In the report, “America’s Best High Schools,” more than 21,000 high schools were evaluated.

They were graded on student performance and how well the schools prepare students for college.

Besides Los Alamos, Taos and La Cueva were honored.

No high schools in New Mexico earned a gold medal.

The report states that 16 New Mexico high schools received bronze medals. They include schools in Animas, Clayton, Cliff, Des Moines, Fort Sumner, Hagerman, Reserve, Roy, San Jon, Springer, Tatum, Texico and Tularosa.

The Albuquerque-area schools that were honored included Eldorado High, East Mountain Charter High and Career Enrichment Center.

This only confirms what we already knew, that we have a great high school and great school system.

However, it is clear that the facilities are deteriorating and that if we hope to maintain this level of excellence – and even move up to a gold – then we need to act now to upgrade our facilities and modernize our schools.

Just another reason to support the bond issue.

Water flow

According to the National Weather Service office in Albuquerque, the water run-off rate this spring is looking good.

For the Rio Grande here, the flow at the Otowi Bridge between March - July is forecast to be 915 AF, with the 30-year average beihg 757.

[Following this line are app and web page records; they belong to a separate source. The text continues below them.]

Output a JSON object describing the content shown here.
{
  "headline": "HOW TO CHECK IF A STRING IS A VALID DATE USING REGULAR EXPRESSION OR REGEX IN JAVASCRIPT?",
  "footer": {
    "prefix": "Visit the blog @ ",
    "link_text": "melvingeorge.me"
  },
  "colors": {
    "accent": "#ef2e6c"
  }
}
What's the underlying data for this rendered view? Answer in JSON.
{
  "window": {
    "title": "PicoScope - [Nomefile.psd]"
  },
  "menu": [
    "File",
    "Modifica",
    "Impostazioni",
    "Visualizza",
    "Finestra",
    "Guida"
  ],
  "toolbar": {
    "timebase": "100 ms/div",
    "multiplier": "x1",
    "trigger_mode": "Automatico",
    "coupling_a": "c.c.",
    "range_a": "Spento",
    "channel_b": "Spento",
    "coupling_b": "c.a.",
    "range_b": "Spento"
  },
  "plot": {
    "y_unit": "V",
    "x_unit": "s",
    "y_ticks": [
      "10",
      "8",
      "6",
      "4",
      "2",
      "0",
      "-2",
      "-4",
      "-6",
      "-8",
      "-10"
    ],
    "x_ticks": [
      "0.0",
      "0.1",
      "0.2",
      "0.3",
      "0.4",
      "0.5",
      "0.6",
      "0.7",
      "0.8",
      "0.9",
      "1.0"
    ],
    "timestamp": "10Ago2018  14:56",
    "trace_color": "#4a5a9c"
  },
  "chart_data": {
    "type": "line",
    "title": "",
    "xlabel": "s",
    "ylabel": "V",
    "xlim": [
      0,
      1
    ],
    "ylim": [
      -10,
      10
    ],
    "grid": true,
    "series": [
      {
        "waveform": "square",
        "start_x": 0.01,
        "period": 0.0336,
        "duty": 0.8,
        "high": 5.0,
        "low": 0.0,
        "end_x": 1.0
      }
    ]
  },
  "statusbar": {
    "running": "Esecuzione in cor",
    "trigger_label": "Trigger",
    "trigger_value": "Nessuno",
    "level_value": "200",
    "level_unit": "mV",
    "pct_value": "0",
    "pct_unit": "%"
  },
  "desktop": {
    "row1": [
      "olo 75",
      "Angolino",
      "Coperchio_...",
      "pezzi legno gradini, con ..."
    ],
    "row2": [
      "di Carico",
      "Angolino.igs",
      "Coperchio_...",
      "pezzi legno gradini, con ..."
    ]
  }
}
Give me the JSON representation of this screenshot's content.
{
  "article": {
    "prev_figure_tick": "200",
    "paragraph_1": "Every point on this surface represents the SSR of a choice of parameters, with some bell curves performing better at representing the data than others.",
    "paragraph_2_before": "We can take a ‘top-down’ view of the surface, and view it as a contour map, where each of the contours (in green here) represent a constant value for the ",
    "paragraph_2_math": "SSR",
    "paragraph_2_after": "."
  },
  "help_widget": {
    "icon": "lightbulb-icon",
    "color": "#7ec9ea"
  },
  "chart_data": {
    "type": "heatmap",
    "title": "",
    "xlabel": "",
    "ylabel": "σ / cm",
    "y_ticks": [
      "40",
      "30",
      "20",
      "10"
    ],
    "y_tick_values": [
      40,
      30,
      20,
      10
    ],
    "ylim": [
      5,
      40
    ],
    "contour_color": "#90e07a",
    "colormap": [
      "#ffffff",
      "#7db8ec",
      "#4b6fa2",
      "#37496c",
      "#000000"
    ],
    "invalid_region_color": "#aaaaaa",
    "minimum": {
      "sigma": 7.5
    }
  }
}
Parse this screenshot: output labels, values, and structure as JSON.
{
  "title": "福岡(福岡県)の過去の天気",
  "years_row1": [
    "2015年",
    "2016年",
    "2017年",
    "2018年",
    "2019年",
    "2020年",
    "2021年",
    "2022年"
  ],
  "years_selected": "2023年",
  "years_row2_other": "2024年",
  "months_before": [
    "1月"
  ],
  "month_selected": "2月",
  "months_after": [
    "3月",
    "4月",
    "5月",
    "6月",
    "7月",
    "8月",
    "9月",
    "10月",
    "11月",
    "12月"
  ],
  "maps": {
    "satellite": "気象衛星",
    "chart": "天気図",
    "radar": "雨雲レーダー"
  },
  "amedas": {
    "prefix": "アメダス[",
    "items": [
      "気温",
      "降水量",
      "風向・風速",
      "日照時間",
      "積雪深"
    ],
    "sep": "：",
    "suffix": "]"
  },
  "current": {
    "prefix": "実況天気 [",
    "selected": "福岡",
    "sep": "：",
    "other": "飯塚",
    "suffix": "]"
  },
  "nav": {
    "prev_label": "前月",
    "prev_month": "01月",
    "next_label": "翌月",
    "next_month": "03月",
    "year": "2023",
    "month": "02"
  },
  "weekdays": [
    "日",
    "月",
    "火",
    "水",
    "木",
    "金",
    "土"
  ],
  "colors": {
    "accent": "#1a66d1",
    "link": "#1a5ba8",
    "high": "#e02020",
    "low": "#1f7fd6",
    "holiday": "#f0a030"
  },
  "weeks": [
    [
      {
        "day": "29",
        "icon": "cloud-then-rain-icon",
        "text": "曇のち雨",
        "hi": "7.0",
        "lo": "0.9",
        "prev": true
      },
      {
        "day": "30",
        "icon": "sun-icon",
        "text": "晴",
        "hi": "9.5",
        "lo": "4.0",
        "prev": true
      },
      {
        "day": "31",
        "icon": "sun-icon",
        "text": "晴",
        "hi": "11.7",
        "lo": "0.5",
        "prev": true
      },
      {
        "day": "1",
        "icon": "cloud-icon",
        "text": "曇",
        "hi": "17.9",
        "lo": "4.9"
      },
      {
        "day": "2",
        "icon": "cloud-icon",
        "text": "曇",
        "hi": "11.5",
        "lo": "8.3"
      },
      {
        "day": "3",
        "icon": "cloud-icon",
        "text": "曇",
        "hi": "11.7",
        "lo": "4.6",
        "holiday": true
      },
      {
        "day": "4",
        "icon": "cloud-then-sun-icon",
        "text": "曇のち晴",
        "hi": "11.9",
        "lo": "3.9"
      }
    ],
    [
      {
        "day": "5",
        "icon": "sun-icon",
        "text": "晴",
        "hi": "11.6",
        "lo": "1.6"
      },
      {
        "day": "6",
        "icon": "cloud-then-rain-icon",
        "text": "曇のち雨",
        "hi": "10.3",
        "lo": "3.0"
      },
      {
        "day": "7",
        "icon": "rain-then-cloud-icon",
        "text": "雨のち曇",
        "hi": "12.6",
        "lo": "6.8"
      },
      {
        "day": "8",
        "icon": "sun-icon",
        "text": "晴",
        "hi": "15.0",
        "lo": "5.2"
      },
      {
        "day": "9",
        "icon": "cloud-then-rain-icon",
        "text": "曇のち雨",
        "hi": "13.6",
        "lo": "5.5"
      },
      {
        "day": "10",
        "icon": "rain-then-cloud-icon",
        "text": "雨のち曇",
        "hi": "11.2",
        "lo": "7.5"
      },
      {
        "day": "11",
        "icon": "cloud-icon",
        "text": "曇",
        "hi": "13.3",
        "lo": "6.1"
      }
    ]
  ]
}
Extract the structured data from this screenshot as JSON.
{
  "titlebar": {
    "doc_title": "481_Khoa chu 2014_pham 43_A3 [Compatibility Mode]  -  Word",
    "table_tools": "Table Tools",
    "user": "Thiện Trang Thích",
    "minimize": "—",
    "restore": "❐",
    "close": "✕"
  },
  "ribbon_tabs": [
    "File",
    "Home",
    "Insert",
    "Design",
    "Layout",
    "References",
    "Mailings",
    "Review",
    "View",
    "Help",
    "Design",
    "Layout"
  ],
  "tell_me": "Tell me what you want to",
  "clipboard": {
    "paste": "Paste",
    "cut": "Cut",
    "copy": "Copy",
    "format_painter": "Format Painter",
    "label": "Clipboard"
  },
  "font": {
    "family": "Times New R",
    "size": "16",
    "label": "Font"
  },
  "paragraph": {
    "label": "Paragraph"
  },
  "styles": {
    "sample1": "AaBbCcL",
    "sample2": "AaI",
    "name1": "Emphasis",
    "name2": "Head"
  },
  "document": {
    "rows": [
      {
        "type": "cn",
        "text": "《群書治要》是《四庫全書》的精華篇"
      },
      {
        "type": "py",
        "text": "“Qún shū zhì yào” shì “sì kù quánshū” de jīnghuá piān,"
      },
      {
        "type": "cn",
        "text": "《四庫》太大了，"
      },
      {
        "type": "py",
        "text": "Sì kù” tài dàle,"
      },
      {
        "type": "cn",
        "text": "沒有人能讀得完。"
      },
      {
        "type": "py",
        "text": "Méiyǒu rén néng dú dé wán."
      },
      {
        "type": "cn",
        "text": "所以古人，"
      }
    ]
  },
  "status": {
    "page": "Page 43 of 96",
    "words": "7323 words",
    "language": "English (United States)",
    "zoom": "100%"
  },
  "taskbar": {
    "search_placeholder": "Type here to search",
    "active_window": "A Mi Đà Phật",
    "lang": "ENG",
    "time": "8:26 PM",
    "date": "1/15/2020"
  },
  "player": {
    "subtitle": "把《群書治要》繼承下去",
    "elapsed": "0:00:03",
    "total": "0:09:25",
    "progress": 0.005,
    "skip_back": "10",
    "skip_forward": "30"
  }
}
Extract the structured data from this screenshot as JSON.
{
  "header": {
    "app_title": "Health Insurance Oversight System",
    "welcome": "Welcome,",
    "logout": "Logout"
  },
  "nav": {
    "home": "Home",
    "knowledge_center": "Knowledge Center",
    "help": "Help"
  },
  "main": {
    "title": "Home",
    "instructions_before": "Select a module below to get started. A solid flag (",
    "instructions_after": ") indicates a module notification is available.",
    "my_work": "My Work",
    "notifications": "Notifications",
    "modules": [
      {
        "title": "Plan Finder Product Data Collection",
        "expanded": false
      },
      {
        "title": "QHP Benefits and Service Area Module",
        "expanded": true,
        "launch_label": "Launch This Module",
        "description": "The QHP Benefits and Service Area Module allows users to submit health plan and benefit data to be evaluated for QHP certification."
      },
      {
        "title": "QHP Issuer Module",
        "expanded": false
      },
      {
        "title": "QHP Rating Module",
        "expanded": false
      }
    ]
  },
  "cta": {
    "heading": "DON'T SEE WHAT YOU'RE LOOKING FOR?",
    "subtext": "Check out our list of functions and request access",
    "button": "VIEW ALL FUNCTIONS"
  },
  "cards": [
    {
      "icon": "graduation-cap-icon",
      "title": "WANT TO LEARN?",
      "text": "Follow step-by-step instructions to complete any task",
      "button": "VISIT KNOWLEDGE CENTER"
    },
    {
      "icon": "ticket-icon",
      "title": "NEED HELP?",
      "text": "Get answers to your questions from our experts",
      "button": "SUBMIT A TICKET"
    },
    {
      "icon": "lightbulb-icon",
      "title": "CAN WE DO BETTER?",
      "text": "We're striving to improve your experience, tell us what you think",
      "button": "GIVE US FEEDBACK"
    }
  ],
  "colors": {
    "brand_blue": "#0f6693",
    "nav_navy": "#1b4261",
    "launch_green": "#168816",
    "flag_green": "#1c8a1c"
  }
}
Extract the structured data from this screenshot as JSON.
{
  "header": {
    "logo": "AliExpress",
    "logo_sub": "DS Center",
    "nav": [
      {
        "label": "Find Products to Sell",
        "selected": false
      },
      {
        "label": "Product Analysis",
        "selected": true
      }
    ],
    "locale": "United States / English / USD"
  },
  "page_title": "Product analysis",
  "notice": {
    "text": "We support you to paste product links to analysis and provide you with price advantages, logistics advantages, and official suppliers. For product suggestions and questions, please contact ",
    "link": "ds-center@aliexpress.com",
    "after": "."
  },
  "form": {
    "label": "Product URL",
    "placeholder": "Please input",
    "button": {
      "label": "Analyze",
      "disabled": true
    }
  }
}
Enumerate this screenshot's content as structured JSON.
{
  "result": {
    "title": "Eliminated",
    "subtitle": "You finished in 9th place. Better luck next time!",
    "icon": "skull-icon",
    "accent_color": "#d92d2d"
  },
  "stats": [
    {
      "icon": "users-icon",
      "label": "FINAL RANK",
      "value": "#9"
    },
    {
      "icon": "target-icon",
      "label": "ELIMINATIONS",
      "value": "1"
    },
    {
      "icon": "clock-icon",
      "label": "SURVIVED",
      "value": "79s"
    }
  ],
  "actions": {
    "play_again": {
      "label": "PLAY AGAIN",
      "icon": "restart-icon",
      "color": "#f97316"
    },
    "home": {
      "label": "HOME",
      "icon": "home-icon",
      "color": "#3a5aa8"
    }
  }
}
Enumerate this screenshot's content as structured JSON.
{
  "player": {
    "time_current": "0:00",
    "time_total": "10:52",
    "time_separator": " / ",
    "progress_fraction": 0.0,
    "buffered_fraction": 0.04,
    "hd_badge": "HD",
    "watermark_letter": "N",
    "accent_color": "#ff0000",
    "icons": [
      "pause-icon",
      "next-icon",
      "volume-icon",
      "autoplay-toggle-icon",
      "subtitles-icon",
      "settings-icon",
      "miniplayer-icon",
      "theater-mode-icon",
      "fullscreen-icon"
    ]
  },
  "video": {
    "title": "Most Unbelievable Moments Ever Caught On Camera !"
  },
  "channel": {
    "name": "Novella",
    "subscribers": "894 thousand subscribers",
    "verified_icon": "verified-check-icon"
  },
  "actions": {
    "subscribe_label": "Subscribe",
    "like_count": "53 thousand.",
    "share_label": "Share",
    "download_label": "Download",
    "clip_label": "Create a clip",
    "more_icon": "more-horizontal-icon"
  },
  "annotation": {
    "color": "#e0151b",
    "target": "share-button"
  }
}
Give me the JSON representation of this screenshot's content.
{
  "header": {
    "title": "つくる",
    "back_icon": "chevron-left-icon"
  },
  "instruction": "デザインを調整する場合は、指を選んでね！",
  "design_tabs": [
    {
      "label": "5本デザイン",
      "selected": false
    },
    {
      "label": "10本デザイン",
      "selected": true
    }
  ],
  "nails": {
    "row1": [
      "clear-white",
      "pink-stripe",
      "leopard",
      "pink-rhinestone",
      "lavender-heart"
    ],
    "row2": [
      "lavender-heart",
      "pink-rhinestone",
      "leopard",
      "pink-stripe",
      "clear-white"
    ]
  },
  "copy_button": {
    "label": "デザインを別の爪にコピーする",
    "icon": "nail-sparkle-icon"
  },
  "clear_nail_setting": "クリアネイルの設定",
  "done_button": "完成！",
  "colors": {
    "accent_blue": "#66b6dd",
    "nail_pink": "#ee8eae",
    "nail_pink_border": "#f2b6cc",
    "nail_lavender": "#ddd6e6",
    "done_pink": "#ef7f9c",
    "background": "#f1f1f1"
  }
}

Looks like a good flow in the rivers again this year - and the snow season is not even at its peak yet.

Ethics

An interesting topic at this legislative session will be ethics reform.

With the governor and many former officials facing ethics questions, it will be interesting to see how this plays out.

Right now there are two former state treasurers in federal prison for public corruption.

Former-Senate leader Manny Aragon is headed to jail for his role in a courthouse construction kickback scandal.

A federal grand jury is investigating pay-to-play allegations involving the awarding of state work to one of Gov. Richardson’s political donors.

State investigators are looking into alleged misuse of money at a regional housing authority run by a former legislator, and how federal election money was spent by a former secretary of state.

There are more.

Attorney General Gary King and Gov. Richardson say they support limiting campaign contributions and establishing an independent commission to investigate alleged ethical violations.

New Mexico is among a handful of states allowing campaign contributors to give any amount to candidates for state office. Another measure would ban legislators from lobbying their colleagues in the Legislature for a year after leaving office.

As far as this goes it is good. But some stronger legislation would not be unwarranted.

The proposed contribution limits and the ethics commission have failed in past legislative sessions, but they may have a better chance this year because of recent disclosures about pay-to-play and corruption investigations.

Legislators object to an ethics commission because they say the House and Senate independently can handle ethics complaints involving their members.

Let members of the Legislarute know how you feel about these issues.

Health care

Another hot topic will be social services. Like other government programs, they face spending cutbacks because of the more than $450 million budget shortfall. Slightly more than one in five New Mexicans lack health insurance.

More than 400,000 New Mexicans, many of them children, receive health care through Medicaid. Nearly $3.5 billion in federal and state money pays for Medicaid.

This is a huge expense. The Legislative Finance Committee proposes reductions of $8 million, or about 1 percent, for Medicaid this year.

To help erase the budget shortfall, about $24 million in general taxes for Medicaid would be replaced with other money this year, such as revenues the state receives from a nationwide settlement with tobacco companies. Lawmakers and Richardson expect the state to get more federal money for Medicaid from an economic recovery package under consideration in Congress.

However, it’s uncertain how quickly the state will receive such aid.

The proposals for universal health coverage, including a plan by Richardson, have failed in the past. Opposition hasn’t softened and the state’s budget woes make it more unlikely lawmakers will agree to a significant health care expansion that could add to the state’s budget in the future.

But lawmakers and the governor sat they will try to protect Medicaid from deep spending cuts.